"We weigh the ocean and then you can see how much water there is or less water." an interview with Carmen Boening

As a deputy section manager at NASA’s Jet Propulsion Lab, Carmen Boening is keenly focused on rising with the tide. The trouble is, the water level isn’t going down as the climate warms. Partly through the monitoring of a set...

“I realized outreach needs to be part of my scientific career. It brings me so much joy to talk to people.” An interview with Sanjoy Som

Sanjoy Som, Director of the Blue Marble Space Institute of Science, believes in the importance of space science as a common goal of humanity, regardless of country – the founding inspiration of his institute.
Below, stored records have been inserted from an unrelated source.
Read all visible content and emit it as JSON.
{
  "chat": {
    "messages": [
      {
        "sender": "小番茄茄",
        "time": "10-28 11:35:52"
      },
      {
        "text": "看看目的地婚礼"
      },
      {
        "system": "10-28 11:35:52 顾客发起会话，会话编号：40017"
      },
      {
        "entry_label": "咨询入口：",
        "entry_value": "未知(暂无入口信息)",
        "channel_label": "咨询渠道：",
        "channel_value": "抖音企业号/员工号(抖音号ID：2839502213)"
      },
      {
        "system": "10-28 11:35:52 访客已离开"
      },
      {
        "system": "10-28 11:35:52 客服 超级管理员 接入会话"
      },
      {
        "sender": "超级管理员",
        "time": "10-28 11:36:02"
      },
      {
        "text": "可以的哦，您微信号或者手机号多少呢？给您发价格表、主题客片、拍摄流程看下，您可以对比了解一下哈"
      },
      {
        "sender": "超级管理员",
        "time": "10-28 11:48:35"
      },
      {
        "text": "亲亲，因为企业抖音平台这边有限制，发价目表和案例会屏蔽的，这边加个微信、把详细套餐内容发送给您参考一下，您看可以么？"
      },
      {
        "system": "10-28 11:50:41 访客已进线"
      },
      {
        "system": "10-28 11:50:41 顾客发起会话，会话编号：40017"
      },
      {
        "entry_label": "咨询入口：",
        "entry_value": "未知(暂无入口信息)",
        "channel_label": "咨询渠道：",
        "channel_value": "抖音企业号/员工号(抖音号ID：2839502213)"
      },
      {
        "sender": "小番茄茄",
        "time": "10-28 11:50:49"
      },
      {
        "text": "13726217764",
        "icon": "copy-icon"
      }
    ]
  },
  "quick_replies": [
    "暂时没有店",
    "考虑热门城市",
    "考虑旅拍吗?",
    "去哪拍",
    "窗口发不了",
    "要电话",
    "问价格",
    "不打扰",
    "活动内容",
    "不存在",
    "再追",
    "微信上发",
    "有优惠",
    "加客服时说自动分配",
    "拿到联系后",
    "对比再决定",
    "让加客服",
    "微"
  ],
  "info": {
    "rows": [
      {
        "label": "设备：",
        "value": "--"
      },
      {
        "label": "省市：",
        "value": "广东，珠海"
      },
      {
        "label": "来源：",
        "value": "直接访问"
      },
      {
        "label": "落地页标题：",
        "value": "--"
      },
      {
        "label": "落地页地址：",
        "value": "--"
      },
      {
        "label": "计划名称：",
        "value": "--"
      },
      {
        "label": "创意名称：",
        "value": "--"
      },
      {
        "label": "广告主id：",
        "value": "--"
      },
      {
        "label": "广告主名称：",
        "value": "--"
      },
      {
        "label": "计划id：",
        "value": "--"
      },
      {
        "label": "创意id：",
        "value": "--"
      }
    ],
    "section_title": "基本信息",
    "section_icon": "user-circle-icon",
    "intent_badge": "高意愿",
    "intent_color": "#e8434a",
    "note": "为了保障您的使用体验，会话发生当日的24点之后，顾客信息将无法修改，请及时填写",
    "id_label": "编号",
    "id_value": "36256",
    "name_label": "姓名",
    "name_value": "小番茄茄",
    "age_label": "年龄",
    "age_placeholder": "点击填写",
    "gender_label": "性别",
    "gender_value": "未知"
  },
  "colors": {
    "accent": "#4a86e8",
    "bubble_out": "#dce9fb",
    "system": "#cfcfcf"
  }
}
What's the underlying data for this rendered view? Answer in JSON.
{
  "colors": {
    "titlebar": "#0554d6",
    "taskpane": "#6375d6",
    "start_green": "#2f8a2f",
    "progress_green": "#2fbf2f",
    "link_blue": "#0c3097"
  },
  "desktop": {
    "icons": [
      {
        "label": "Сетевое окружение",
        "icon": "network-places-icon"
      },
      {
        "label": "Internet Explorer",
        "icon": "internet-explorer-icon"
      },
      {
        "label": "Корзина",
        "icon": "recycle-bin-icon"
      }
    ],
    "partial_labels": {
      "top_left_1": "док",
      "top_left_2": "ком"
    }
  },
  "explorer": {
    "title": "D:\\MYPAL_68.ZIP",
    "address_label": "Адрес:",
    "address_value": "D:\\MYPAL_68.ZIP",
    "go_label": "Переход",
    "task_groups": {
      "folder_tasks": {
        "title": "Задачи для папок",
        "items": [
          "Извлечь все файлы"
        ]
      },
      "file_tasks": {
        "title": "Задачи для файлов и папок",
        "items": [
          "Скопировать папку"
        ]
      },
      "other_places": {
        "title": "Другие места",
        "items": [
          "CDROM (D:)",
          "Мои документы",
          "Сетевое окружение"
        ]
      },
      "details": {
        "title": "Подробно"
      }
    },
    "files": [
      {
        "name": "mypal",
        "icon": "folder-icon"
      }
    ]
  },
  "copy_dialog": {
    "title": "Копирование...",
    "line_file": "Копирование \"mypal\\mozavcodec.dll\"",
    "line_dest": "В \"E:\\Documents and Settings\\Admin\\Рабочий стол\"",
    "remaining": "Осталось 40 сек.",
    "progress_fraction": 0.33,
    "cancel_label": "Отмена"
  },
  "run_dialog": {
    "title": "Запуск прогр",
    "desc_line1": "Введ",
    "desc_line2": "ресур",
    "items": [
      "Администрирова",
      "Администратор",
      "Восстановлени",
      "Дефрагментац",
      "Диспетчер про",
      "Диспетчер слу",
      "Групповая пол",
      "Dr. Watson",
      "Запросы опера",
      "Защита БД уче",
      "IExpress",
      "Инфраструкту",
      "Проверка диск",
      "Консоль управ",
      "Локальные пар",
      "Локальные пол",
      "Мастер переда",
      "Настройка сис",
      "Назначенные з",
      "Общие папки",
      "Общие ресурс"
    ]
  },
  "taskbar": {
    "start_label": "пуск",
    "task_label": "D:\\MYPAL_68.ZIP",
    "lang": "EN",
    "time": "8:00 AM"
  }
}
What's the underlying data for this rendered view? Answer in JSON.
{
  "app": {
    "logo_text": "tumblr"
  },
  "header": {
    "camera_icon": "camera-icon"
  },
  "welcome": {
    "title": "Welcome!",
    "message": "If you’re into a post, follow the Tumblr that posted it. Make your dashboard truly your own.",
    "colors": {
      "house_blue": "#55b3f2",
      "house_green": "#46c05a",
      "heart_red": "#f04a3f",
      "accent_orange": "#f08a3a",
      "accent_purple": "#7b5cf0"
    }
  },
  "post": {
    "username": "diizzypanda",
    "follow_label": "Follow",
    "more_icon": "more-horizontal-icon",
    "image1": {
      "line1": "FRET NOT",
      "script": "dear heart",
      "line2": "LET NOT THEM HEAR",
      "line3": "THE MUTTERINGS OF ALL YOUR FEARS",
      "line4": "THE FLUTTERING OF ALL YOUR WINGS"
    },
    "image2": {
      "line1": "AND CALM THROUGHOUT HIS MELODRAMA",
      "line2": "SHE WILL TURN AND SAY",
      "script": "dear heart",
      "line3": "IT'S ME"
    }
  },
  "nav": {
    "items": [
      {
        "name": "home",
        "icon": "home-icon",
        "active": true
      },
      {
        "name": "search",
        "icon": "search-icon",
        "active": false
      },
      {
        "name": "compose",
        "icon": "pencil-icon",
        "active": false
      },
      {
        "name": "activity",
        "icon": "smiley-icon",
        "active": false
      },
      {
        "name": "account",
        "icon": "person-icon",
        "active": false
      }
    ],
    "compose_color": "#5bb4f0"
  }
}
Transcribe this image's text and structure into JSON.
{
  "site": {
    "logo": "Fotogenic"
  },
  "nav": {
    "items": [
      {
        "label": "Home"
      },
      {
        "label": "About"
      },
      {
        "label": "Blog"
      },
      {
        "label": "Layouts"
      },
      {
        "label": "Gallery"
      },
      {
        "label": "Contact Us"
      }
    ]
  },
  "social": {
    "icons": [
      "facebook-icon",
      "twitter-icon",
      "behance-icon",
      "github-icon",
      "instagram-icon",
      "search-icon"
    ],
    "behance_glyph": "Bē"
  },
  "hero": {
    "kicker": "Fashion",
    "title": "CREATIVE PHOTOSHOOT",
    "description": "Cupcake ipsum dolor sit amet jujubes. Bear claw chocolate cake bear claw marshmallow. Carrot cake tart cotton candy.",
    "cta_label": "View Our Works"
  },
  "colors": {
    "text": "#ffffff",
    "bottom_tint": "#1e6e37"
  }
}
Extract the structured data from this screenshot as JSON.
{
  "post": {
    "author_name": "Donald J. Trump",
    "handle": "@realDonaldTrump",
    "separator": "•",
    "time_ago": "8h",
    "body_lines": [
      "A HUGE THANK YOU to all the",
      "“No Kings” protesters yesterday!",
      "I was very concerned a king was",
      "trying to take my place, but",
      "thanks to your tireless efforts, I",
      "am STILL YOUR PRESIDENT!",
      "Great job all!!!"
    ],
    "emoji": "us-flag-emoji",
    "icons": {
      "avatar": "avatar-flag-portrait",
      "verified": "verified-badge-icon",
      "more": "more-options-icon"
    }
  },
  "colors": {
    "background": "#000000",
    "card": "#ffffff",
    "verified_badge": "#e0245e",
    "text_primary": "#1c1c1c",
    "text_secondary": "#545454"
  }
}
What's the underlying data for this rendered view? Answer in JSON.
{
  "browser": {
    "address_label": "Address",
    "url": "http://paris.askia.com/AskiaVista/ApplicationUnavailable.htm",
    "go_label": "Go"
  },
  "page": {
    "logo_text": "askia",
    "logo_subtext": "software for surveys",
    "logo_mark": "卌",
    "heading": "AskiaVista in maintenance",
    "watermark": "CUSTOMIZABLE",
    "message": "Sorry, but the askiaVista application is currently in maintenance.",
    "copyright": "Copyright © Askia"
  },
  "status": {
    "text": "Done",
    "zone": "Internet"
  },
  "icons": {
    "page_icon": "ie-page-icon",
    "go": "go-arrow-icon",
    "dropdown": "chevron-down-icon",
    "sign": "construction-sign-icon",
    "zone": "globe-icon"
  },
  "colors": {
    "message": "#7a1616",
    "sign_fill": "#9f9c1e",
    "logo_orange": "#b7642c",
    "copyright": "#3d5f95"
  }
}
He talks about his passion for...

"It Was a Great Experience, Let’s Never Do This Again. " an interview with Julie Brigham-Grette, Doug Schnurrenberger and Anders Noren

Let’s say you’ve been involved in a project that has produced over 70 publications. Let’s say that project has spanned half your life. Let’s say you had to cross nations, endure tough conditions and delays, and negotiate a sometimes very...

“It’s been interesting and rewarding to see science taken seriously and have some action being taken.” An interview with Steve Montzka

Steve Montzka has been at NOAA for 28 years, working on atmospheric science, atmosphere chemistry, and trace gases in the atmosphere. He started there as a post-doc, drawn by the work he saw NOAA scientists doing on the hole in...

“Children are curious, and we want to make sure that they can enjoy that curiosity.” An interview with Richard Alley

Richard Alley is a professor in glaciology and loves what he does. He talks about gathering ice cores from Antarctica as an undergraduate, only to return for his PhD and continue the work. He’s measured fallout from atomic bombs tests...

"We're moving through a period of understanding [other] planets & how they relate to life on Earth." interview with Jim Green by Kim Cartier

Dr. Jim Green has spent 38 years of his life working at NASA. He started there with a fresh Ph.D. in Earth magnetospheric science and helped pioneer the magnetosphere research group at Marshall Space Flight Center. He spent 12 years...

“I wanted to see a sustainable coastal Virginia”: Virginia Wasserberg, 7 June 2018

Virginia Wasserberg, community leader of a Thriving Earth Exchange (TEX) project in Virginia Beach, shares her journey of community activism after a flooding disaster in her hometown of Virginia Beach, Virginia. She discusses how her work with the TEX has...

"The sun is the only star that is known to grow vegetables." an interview with Todd Hoeksema

Todd Hoeksema solar physicists and senior research scientist at Stanford University shares his stories about the power of the sun, technology advances and its effects on society and younger generations. (Recorded 7 September 2018)

"The way that space physics, and space instrumentation, and things like that works is very old school." An Interview with Joseph Westlake.

Joseph Westlake is a research scientist at the John Hopkins Applied Physics Lab, and is an expert in plasma and mass spectrometry experimentation. Listen to Dr. Westlake talk about his start in science, the importance of mentorship, and what inspires...

"Kathy vs. The Volcano" an interview with Katharine Cashman

Kathy Cashman, professor at the University of Bristol, worked on the 1980 eruption at Mount St. Helen’s in Washington, one of the first monitored volcanic eruptions in the world (“it was a ‘who’s who’ of volcanology and geology”). Thanks to...

“Connecting at this conference is a blessing; people meet you for who you are and that's important.” An interview with Kristin Pratscher

Kristin Pratscher might have only recently received her Bachelor’s degree but she already has plenty of experience in her field of geology. From a field camp in Turkey to being part of the Summer of Applied Geophysical Experience (SAGE) program...

"There were are two paths, figure out how things work or figure out to forecast things." an interview with Paul Stackhouse

Paul Stackhouse is a sun chaser, but in his case it means measuring the surface radiation budget. This means figuring out how much sunlight gets to the surface of the planet, and takes a deep understanding of factors like cloud...